Congressman John Dingell announces $1 million grant to rebuild Ann Arbor's Blake Transit Center
Ryan J. Stanton | AnnArbor.com
U.S. Congressman John Dingell appeared in Ann Arbor this afternoon to announce a $1 million federal grant that will help pay for a new Blake Transit Center downtown.
Addressing a small crowd gathered inside the lobby of the current transit center, Dingell, D-Dearborn, called it a project that benefits all of Washtenaw County.
"This exciting new transit center will help us retain, create, and attract jobs to Washtenaw County," he said after the announcement. "Employers can take comfort in knowing that their employees can get to and from work on a reliable public transportation system, and residents can be assured their families and neighbors will have somewhere safe to wait between trips."
Dingell also said public transit helps reduce greenhouse gases.
The Ann Arbor Transportation Authority, which received the grant, is planning to build the new facility on the same parcel of land at 331 S. Fourth Ave., replacing the current one-story, 2,000-square-foot building with a new two-story, 6,000-square-foot transit center that AATA official say will be a landmark building for downtown Ann Arbor.
Ryan J. Stanton | AnnArbor.com
The new facility will feature a modernized ticket office, a spacious lobby area, training and meeting rooms and a break area for bus drivers.
AATA officials said today they expect the new building will cost about $4 million. The project is still in the design phase, and construction has not yet been approved by AATA's board.
When the project was presented to the board last December, it was estimated to cost somewhere between $2.7 million and $3.7 million. AATA officials noted at the time they already had $1.6 million in federal funds and $402,000 in state funds to put toward the project.
The $1 million Dingell announced today comes from the U.S. Department of Transportation's State of Good Repair Grant program. AATA officials said Dingell played a key role in securing the federal funding. The grant requires a state or local match of $253,000.
The Blake Transit Center, which opened in 1987, has had difficulties in recent years accommodating the growing volume of customers, AATA officials said today. Ridership has grown by 60 percent in the last 23 years, according to the agency.
"In the past five years, we've seen an increase in our ridership of 40 percent for our fixed-route service," said AATA board member Charles Griffith, adding that ridership of demand-response services for seniors and people with disabilities also rose 17 percent in the last three years.
"Today, we're especially grateful for the hard work that Congressman Dingell has provided in helping to bring federal funding to our community and for this facility," Griffith said. "His dedication to the reconstruction of the Blake Transit Center, we hope, will allow us to serve today's demand for transit and meet the needs of customers into the future."
Ann Arbor Mayor John Hieftje and Susan Pollay, executive director of the Ann Arbor Downtown Development Authority, also spoke at today's event.
"Here in downtown Ann Arbor, we know that the small independent businesses and the new economy companies are the groups that are going to be generating the jobs of the future," Pollay said. "And that means that we have to feed those businesses.

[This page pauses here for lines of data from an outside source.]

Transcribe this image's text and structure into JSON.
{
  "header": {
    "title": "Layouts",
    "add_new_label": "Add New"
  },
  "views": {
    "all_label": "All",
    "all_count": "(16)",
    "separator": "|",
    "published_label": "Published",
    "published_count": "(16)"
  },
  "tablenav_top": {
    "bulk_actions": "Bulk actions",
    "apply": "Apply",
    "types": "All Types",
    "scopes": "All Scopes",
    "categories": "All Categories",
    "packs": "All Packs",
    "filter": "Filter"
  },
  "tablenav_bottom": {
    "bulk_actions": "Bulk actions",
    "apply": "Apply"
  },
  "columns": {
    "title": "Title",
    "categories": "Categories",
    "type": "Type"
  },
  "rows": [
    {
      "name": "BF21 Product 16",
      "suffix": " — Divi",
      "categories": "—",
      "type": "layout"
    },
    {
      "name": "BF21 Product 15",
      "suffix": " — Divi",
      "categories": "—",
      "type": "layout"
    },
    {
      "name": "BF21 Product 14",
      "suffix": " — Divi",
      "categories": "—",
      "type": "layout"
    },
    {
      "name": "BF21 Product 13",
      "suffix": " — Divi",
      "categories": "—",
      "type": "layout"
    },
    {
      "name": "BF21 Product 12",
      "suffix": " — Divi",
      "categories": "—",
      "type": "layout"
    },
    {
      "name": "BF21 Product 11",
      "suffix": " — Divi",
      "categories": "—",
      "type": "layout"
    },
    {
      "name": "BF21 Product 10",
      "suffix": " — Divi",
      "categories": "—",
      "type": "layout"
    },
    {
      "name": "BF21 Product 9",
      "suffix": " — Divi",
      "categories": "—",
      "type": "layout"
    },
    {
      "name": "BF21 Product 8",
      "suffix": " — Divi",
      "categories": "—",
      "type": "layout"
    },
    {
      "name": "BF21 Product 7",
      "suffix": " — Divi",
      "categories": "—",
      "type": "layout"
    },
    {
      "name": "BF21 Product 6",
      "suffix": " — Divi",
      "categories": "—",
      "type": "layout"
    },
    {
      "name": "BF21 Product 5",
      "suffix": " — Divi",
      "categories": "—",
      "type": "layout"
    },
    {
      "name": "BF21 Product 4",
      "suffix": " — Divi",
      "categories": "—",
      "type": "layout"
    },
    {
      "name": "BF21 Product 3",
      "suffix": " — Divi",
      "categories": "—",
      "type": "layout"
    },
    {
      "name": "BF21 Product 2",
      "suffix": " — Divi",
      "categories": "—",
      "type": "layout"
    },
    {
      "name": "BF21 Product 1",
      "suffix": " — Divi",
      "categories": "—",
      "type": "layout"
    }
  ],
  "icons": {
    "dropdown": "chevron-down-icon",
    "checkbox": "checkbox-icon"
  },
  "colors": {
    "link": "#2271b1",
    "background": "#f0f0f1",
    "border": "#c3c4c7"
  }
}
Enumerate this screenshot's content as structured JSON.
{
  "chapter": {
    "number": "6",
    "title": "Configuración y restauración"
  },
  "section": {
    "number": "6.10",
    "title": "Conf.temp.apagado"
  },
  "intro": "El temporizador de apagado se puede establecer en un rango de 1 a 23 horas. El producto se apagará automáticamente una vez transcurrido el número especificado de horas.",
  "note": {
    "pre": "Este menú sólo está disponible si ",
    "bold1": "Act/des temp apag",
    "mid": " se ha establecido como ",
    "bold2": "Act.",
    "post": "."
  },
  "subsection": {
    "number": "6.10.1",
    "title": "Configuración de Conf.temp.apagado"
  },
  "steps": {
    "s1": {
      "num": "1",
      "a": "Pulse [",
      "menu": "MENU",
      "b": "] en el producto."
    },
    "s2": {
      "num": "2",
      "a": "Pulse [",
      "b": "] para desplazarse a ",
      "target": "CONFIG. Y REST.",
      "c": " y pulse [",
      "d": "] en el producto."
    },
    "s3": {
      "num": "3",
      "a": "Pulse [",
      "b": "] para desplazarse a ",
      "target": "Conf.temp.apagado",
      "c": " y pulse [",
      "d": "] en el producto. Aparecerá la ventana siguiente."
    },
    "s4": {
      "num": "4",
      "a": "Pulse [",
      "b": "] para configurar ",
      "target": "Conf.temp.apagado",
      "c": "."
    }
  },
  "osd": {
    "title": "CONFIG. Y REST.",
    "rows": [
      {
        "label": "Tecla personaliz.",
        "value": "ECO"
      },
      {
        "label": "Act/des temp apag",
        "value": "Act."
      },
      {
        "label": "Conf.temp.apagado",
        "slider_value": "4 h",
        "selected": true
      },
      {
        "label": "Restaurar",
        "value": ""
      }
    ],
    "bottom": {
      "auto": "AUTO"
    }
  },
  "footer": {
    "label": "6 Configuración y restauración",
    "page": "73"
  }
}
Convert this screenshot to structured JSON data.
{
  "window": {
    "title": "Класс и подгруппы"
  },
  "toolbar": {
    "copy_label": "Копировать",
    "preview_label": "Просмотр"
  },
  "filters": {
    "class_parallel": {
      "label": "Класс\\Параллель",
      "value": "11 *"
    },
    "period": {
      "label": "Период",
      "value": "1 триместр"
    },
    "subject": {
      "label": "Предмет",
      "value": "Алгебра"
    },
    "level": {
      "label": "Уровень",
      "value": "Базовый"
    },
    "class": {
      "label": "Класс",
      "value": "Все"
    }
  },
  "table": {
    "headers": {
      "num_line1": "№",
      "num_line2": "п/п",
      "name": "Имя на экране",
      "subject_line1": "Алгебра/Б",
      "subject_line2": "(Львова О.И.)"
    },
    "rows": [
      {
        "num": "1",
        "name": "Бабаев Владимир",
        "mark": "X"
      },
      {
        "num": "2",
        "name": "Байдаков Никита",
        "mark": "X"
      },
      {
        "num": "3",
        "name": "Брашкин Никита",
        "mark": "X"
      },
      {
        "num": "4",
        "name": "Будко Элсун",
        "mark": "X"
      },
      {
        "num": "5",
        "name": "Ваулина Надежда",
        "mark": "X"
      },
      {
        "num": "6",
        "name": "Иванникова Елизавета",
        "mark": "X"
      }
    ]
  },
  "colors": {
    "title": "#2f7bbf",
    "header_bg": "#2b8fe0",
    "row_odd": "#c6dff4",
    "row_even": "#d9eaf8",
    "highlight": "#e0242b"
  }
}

We have to find a way to support them, and frankly one of the best ways we can is through transit."
Pollay said the number of participants in the DDA's go!pass program has jumped in the last decade from about 200 to more than 500. The go!pass is an unlimited usage bus pass available free to employees who work downtown, except University of Michigan employees. The passes are paid for by employers at a rate of $5 per employee.
"I believe that the mythology that transit benefits only a few needs to be talked about, because I see it actually very differently," Pollay said. "Even if you don't ride a bus, you benefit from less congested roads, you benefit from cleaner air, you benefit from economically vibrant communities. Every day, as we heard, 5,000 people are using this transit center. These are 5,000 people who are not pressing and pushing demands on our downtown parking system."
Hieftje said a new Blake Transit Center will be an active addition downtown.
"Ann Arbor is one of the highest-rated communities in the United States in the number of people that walk, bike, or use public transportation to get to their destination, and we certainly want to continue to move in that direction," Hieftje said.
Lansing-based engineering and architectural firm DLZ is designing the new facility and will work with a yet-to-be-named construction company.
The project schedule calls for starting construction next spring with completion targeted for summer 2012. Throughout construction, the current transit center will remain in operation.
Ryan J. Stanton covers government and politics for AnnArbor.com. Reach him at firstname.lastname@example.org or 734-623-2529.